I had an agenda upon my return to Venice, a city that I loved to the point of idolatry. My first trip there I thought, ‘Oh, yes, I will live here someday.’ I imagined that I would create art among incredible beauty underscored by a forced simple life (probably the only way I could attain simplicity). But on my second visit, Venice had changed.
I planned to do a series of photographs there featuring an antique doll that looked remarkably like myself and that I called “Mini-me.” But she fell off the balcony our first day there (suicide?). I took it as a sign. The second day, my husband and I ventured fourth to begin our walk through all of Venice. But more than what seemed like 80 percent of the city was covered in graffiti. No magnificent building had been left unscathed. Vile, comical, stupid graffiti. Some homeowners had tried to paint it out again and again. One graffiti artist randomly marked over another (at least I thought it was random). I was heartbroken. My Venice was gone. Instead I saw bitterness, anger, and mindless vandalism. It was really depressing.
Then I decided that this is what I must capture. This moment in time, reflected off surfaces that have survived many ages and have witnessed many postings; heard many voices. The city that appeared never to change, now appears not only to change, but struggles to hide it. I became absorbed with the idea of time and change and the need for each of us to leave a mark on something. I shot image after image with my Canon EOS 5D Full Frame Digital Camera with a Canon zoom lens EF 24-70 mm 1:2.8 Ultrasonic, one of the heaviest lenses in the world. (As I discovered for myself, lugging it around Venice day after day.)
It turns out that graffiti is believed to originate in Italy. The origin of the word comes from the Italian “graffito,” to mark or scratch on a surface. Evidence of graffiti was found on ancient ruins, such in as the Catacombs of Rome and on the walls of Pompeii. In contemporary graffiti, there is a hierarchy of markings; a graffiti etiquette of sorts. A more profound or creative mark can go over a lesser tag or mark. The idea of appropriation of property is a central theme for the graffiti artist, and that the property is in public view is important. There is a need to draw attention to a viewpoint or an image or a tag representing the artist’s identity.

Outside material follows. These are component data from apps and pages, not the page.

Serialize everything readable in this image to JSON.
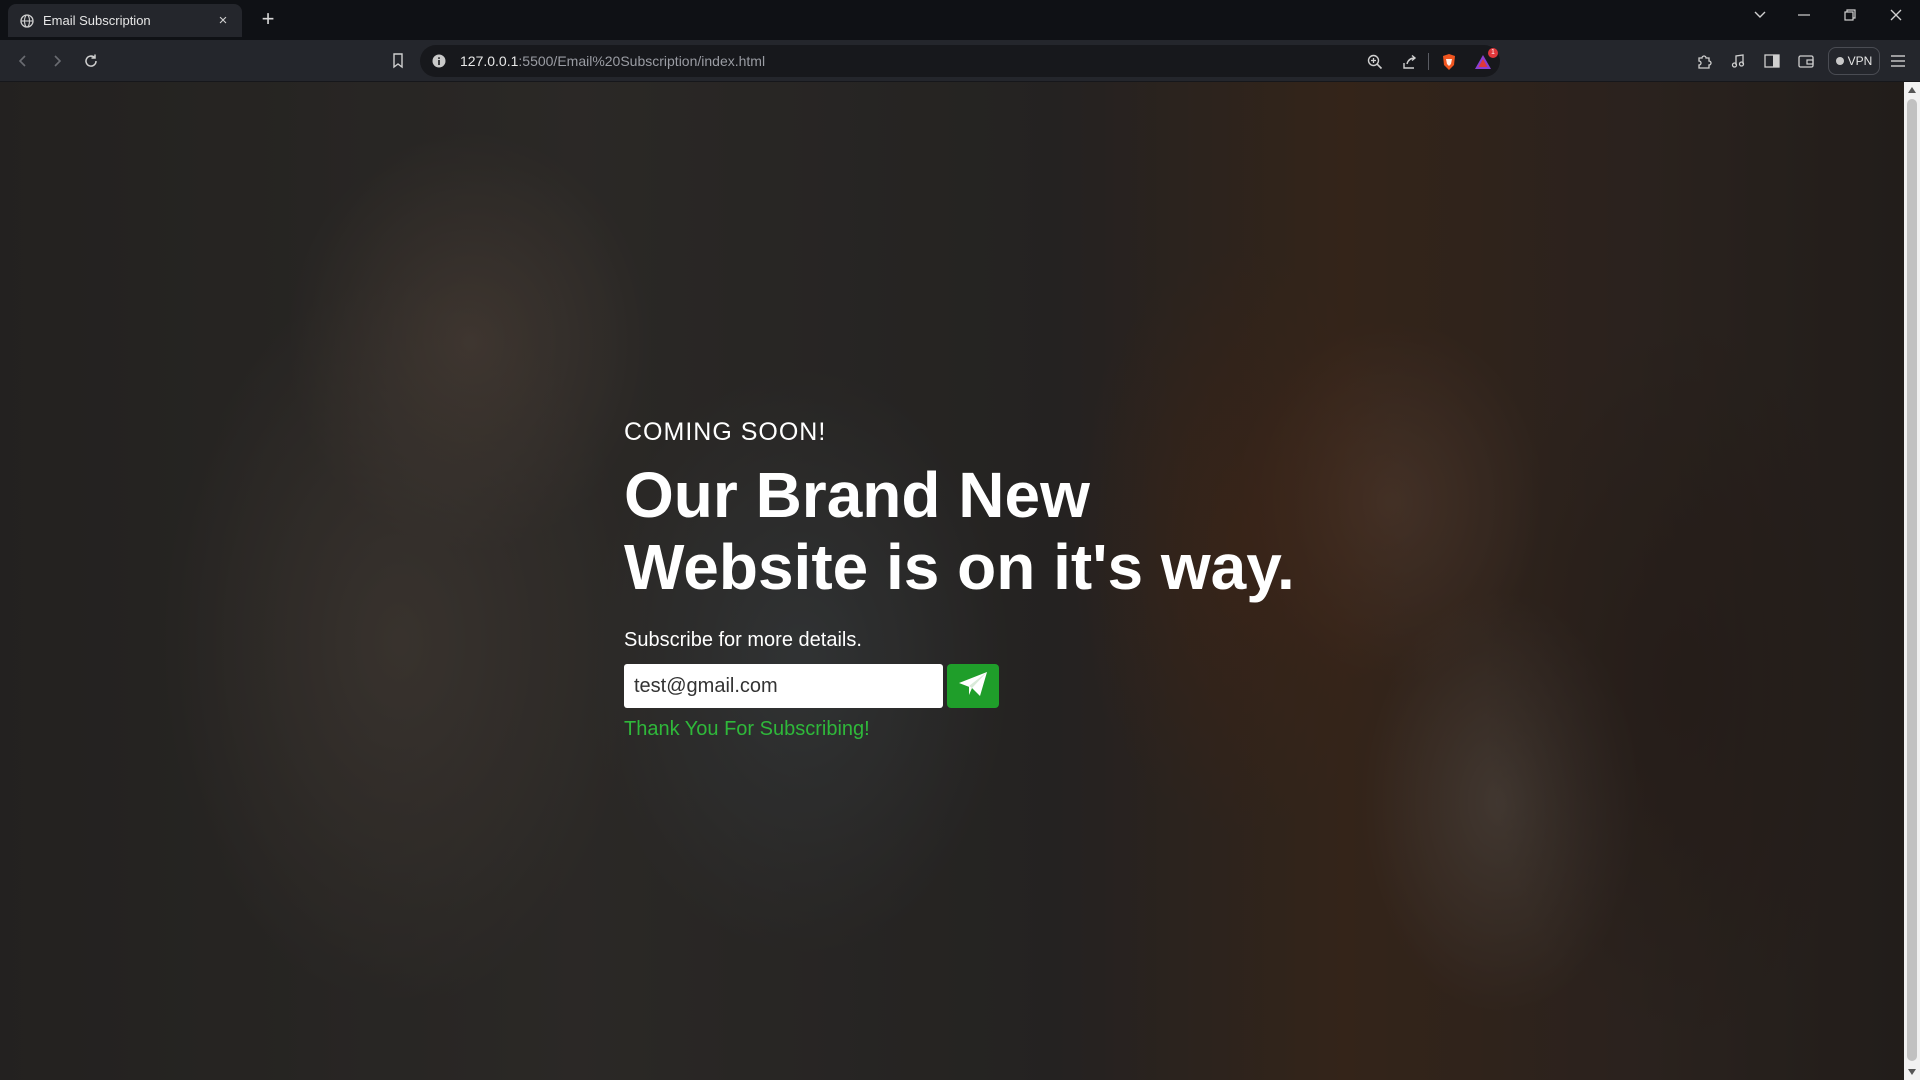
{
  "browser": {
    "tab": {
      "title": "Email Subscription",
      "close": "×"
    },
    "new_tab": "+",
    "address": {
      "host": "127.0.0.1",
      "path": ":5500/Email%20Subscription/index.html"
    },
    "shields_badge": "1",
    "vpn_label": "VPN"
  },
  "page": {
    "eyebrow": "COMING SOON!",
    "headline_line1": "Our Brand New",
    "headline_line2": "Website is on it's way.",
    "subtext": "Subscribe for more details.",
    "email_value": "test@gmail.com",
    "success_message": "Thank You For Subscribing!"
  },
  "colors": {
    "accent_green": "#1f9e2a",
    "success_text": "#2fb83a",
    "browser_dark": "#0f1115",
    "toolbar": "#24262c"
  },
  "icons": [
    "globe-icon",
    "close-icon",
    "plus-icon",
    "chevron-down-icon",
    "minimize-icon",
    "restore-icon",
    "back-icon",
    "forward-icon",
    "reload-icon",
    "bookmark-icon",
    "info-icon",
    "zoom-icon",
    "share-icon",
    "brave-shield-icon",
    "rewards-icon",
    "extensions-icon",
    "media-icon",
    "sidebar-icon",
    "wallet-icon",
    "menu-icon",
    "send-icon"
  ]
}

I felt that by capturing on film these marks and the history of worn surfaces, I was appropriating the appropriated. Also, now, I was leaving my own mark. This is the historic process. I was becoming part of Venice ’s accumulative story told on its walls.
The worn surfaces of buildings also became a major part of my attention. The painted and repainted, worn and deteriorated surfaces built so many years before tell the story of the transitional nature of life; we, too, are becoming worn out; we, too, have our scars.
This return to Venice showed me so much about life, about myself, about our need to be heard. But it especially taught me about life’s unique contradictions.
Many of the photographs I have captured speak to cultural ambivalences, those contradictions that happen, for example, when within the graffiti the word “assassin” happens to fall next to an embedded shrine of Mary and the Christ child. The unconscious combinations of things, words and emotions that happen over time, played out on these surfaces, are unknowing collaborations. Even the images of objects randomly staged in windows bring surprising comedy, as well as ambiguity.
Not surprising for me, an artist who has painted most of my life, the photographs became composed as if they were paintings. The share richness and depth. But these paintings had been developed over months, years, centuries by many artists. Now, by documenting them, they were finally finished (at least for this moment.)
I have introduced the photography to mixed-media paintings with encaustics and oils. By inscribing my own markings into the wax, I am a contributor to the history of these wonderful surfaces.
It turned out to be a great trip.